Are the driveway and other paved areas cracked or uneven?
If there’s a septic tank, is it leaking?
Are any shingles missing, or are there patches where the roof may have leaked previously?
Are the chimney and flashing in good shape?
Are the gutters and downspouts in proper condition and do they drain as expected, or have they been neglected? (That could be a sign that the house hasn’t been maintained properly as a whole.)
Are the soffits and fascia in good shape?
Question for the owner: How old is the roofing?
Is the foundation in good condition, or is it cracked or crooked?
Are there large trees (which would have large roots) near the home’s foundation?
Are there any signs of damage from insects or termites, or rotted wood?
Are the door frames all square, or are they sagging or bowed?
Does the garage door work properly?
Is the siding or stucco intact or loose, and is any damage visible? Is any paint chipped or fading?

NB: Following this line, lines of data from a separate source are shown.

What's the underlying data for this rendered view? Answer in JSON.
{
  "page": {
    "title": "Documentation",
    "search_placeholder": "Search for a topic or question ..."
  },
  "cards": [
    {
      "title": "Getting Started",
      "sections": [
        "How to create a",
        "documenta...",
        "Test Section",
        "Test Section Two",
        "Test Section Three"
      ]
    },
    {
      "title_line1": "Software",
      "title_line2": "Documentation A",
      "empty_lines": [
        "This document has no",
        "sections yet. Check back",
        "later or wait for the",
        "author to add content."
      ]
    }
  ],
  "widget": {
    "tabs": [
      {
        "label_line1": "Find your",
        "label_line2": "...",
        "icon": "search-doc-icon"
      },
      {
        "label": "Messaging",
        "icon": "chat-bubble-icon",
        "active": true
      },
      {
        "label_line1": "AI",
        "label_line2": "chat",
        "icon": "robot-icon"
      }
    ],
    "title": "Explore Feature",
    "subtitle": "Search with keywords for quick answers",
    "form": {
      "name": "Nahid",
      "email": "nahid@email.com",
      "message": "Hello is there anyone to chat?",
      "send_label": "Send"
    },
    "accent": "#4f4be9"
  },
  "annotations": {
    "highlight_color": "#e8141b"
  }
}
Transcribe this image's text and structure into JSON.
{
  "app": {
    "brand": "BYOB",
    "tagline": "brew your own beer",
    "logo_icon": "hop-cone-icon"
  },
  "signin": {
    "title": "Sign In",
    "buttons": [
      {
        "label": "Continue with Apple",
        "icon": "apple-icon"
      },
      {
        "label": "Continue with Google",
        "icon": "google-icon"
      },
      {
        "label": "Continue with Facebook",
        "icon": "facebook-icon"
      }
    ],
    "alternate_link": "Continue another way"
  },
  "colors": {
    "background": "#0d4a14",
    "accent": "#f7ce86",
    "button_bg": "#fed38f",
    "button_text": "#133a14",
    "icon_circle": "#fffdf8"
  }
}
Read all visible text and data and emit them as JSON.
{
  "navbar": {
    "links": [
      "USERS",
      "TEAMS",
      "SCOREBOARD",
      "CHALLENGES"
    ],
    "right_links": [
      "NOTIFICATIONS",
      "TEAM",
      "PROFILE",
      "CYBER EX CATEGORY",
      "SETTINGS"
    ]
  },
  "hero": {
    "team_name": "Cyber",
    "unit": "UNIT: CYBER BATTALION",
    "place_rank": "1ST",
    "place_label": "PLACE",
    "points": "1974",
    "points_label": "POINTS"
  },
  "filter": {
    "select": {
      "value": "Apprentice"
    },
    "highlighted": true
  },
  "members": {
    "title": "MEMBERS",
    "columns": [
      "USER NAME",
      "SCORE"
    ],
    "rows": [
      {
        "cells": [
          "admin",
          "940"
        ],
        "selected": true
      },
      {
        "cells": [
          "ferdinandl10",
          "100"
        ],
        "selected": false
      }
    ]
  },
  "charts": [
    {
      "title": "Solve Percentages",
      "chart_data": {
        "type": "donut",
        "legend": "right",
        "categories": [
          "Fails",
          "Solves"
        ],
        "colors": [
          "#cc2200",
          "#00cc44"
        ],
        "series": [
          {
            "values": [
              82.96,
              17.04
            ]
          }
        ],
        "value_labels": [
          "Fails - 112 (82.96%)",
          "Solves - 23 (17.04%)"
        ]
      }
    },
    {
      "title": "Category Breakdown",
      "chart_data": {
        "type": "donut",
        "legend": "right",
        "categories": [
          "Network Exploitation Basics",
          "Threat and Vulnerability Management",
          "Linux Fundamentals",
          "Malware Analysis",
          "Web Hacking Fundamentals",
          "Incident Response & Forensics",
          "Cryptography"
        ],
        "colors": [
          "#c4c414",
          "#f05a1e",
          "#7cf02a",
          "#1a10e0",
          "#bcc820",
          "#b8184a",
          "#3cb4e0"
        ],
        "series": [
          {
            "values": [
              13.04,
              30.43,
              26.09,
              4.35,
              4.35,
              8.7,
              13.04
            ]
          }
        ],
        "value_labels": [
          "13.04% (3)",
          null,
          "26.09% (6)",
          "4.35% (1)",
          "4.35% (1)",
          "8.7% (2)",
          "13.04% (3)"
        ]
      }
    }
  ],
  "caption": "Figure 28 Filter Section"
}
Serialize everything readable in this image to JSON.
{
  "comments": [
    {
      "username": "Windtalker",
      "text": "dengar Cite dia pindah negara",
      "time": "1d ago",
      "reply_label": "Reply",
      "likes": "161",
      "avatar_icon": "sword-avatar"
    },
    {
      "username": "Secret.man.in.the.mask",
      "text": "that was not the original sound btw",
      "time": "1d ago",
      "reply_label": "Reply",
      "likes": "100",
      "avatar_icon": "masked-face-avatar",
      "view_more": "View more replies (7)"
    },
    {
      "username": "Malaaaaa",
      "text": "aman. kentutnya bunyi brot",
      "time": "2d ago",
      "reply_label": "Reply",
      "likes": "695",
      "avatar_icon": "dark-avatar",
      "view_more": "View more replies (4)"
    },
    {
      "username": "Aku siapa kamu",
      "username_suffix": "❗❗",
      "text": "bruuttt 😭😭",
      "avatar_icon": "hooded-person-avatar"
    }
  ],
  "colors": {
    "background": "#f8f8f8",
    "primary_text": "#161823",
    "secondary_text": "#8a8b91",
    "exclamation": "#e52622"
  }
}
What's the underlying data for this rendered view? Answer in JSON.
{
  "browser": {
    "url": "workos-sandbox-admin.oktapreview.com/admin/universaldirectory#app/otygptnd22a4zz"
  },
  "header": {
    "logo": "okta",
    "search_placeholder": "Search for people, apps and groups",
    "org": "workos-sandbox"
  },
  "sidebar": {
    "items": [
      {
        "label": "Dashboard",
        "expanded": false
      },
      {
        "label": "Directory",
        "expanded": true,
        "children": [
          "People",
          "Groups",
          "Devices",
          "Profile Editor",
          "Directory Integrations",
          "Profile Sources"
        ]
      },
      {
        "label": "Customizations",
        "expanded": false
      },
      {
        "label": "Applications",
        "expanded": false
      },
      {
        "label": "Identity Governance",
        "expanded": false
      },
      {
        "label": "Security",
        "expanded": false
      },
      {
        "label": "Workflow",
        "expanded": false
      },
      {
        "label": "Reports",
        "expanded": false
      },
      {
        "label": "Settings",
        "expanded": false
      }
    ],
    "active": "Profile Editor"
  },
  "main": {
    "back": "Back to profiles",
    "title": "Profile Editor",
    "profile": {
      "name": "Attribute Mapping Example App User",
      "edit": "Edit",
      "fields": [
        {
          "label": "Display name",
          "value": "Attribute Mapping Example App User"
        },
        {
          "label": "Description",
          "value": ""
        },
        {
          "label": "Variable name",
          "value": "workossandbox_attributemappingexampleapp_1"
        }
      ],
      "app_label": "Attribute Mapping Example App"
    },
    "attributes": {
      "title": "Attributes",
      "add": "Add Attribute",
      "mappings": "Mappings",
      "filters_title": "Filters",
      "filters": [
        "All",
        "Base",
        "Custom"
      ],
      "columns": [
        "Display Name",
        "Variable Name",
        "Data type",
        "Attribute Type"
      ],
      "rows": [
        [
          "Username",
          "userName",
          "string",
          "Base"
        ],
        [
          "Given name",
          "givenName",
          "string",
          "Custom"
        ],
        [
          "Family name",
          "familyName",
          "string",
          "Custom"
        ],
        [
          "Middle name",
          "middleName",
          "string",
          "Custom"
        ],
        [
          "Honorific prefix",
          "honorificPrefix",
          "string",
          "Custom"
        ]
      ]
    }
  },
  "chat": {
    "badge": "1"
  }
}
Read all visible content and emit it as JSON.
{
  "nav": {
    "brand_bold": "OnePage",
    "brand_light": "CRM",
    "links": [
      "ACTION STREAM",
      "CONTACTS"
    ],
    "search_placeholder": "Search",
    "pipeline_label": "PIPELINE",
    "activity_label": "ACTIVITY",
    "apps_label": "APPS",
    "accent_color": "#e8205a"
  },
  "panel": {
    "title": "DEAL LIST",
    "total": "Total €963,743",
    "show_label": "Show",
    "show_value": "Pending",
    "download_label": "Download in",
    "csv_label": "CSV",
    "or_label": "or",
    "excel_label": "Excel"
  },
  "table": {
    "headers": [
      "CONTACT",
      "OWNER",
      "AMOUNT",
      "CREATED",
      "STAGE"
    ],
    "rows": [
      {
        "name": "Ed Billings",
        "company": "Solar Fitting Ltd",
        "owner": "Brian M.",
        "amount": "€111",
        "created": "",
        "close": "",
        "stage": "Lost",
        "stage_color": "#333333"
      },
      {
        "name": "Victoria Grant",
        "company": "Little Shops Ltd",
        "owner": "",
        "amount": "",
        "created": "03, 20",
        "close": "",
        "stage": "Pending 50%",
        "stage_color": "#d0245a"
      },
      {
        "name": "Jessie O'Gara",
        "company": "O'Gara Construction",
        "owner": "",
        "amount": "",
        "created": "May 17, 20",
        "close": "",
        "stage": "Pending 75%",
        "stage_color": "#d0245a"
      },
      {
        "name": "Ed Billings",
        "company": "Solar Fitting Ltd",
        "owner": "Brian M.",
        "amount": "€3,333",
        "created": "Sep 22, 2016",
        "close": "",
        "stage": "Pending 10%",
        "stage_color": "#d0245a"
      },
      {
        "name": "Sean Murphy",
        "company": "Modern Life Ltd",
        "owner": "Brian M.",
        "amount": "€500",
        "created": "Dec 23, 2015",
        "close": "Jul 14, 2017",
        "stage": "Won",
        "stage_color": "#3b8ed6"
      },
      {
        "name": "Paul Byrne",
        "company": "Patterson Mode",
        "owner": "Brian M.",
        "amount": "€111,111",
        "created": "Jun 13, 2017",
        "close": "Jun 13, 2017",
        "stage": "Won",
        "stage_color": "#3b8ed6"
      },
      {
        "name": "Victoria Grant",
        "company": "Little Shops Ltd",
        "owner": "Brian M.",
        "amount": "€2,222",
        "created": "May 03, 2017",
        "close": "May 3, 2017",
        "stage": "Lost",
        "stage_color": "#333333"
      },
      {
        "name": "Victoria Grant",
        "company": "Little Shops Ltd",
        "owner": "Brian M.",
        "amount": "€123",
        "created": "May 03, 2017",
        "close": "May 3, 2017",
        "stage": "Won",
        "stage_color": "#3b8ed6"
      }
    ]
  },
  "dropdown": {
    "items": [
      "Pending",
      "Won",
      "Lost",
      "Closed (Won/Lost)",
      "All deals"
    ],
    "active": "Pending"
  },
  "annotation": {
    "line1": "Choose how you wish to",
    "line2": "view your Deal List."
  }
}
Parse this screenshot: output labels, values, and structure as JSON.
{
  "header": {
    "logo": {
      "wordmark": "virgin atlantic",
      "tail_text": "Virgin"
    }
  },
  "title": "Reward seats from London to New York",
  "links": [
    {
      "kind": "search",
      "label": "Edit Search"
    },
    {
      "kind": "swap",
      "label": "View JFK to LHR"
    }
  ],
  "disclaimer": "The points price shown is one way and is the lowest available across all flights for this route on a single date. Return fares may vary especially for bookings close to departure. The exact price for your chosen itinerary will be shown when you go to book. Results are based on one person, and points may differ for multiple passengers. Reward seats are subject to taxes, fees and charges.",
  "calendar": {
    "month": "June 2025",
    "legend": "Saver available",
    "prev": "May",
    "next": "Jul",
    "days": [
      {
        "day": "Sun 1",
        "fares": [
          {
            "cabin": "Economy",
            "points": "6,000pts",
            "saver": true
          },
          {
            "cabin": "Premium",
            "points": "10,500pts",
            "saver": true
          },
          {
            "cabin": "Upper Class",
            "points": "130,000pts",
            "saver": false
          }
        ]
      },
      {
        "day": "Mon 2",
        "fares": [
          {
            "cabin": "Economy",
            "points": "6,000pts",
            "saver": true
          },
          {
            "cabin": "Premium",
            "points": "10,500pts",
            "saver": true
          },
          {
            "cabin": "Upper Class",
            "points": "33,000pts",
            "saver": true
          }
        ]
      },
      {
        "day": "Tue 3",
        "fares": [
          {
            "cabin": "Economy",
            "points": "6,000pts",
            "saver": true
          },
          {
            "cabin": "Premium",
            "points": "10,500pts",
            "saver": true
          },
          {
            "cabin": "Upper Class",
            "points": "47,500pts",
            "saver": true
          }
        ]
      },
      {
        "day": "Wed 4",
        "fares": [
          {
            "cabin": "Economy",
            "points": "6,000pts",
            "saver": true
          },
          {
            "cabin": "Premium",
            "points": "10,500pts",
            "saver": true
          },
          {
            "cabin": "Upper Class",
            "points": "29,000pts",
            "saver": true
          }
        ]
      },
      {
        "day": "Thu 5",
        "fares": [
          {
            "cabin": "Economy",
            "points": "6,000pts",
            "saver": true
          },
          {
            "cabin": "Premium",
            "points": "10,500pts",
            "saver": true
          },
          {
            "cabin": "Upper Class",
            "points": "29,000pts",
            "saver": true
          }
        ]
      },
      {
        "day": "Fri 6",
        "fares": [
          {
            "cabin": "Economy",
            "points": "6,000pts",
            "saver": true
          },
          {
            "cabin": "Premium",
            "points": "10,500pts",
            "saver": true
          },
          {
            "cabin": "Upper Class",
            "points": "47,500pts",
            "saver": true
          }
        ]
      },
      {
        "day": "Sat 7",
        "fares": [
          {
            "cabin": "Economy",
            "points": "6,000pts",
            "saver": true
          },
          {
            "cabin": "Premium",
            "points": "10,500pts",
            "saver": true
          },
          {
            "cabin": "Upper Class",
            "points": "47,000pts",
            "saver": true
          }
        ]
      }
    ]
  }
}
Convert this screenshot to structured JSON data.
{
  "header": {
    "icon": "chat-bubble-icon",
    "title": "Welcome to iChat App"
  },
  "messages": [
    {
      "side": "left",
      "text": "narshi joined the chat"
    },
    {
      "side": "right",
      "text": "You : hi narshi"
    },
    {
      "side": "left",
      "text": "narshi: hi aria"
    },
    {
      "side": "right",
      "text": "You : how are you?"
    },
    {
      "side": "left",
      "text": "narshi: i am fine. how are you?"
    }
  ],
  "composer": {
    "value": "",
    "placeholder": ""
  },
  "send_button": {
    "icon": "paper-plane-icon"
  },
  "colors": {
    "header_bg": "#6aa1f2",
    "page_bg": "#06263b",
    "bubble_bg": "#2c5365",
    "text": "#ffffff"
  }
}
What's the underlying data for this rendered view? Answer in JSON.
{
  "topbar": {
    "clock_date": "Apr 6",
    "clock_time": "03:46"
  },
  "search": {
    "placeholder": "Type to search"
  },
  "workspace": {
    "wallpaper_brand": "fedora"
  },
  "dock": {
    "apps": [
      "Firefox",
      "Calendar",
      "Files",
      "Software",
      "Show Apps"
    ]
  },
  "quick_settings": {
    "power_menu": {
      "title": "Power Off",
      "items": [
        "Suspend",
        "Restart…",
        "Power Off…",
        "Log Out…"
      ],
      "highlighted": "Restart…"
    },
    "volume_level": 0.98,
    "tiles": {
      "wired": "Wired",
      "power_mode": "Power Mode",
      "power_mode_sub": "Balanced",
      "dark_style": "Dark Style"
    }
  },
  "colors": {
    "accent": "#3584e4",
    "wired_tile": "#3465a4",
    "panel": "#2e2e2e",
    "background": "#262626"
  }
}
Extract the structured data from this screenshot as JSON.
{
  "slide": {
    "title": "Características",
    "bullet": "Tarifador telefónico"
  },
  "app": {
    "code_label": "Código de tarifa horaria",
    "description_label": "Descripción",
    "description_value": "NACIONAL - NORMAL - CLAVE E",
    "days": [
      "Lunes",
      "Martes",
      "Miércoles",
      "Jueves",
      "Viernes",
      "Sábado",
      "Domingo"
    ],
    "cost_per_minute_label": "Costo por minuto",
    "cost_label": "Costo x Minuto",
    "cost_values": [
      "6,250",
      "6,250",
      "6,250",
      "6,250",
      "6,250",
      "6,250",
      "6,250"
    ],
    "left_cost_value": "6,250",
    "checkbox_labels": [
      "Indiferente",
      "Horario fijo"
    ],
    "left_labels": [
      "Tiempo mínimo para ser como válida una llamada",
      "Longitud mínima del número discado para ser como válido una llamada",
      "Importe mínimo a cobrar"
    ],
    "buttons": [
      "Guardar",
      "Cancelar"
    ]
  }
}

Question for the owner: How old is the exterior paint job or siding?
Do all of the doors and windows work? Are the frames caulked or insulated?
Is there enough ventilation in every room?
Does the house smell of mold or smoke? Are there any other foreign odors?
Are the floors in good shape? Will any need restoration or replacement?
Are the ceilings even and intact? Are there signs of previous water damage from leaks? Will any ceilings need repainting?
Are there cracks in any walls or ceiling, or where the walls join the ceiling?
What is the condition of the wall coverings, drapes or curtains?
Do the electrical outlets work, are they grounded, and are there enough in each room? Do all the light switches work?
Are stairs and railings solid and sturdy?
Are carbon monoxide and smoke detectors installed?
Questions for the owner: Has there ever been a fire in the home? Has the home ever needed special treatment for insects or other pests? What type of, and how much, insulation is there in the walls and ceiling?
Does the roofing have water stains (a sign of previous leaks)?
Are there any droppings, wood shavings or other signs of rodents or insect infestations?
Is there enough ventilation and adequate insulation in the attic’s walls and floors?
Are there exposed wires or splices which could be fire hazards?
Are there signs of moisture or stains from previous flooding or leaks?
If there’s a sump pump, does it work?
Is there any cracking or flaking in the exposed foundation?
Is visible wood solid and soundly attached to the foundation? Any sign of insect damage?
If there’s a crawl space, is it adequately vented and insulated, with no signs of damage from water or pests?
Which appliances (refrigerator, oven, dishwasher, washer/dryer, etc.) come with the house? Do they all work properly?
Question for the owner: How old is each appliance?
Do the heat and air conditioning work properly? Are there multiple units or heating/cooling zones? When were the filters last changed, and are outdoor cooling units rusty or rundown? (Proper care of heating and cooling systems are signs of proper home maintenance)
Do faucets, toilets and other plumbing fixtures work properly? Do they have adequate water pressure? Are there any leaks, rust, unusual noises or signs of neglect?
Is the water heater in good repair, and does it distribute adequate amounts of hot water throughout the house?
Is the electrical system up to code, with all cables secured and not exposed or spliced? Is the breaker panel (a fuse box is a red flag) easily accessible, working properly, in good shape and not on a recall list?
Are chimneys, fireplaces, duct work, dampers and flues in good condition? Have they been cleaned recently?
Is there an adequate exhaust fan in the kitchen? Do all installed ceiling fans work properly? Are any fans vented to the attic? (They shouldn’t be)
Questions for the owner: How old are the HVAC systems and water heater?
Additional Questions for the Owner
Is there a history of asbestos being used anywhere in the home?
Has the home been tested for radon?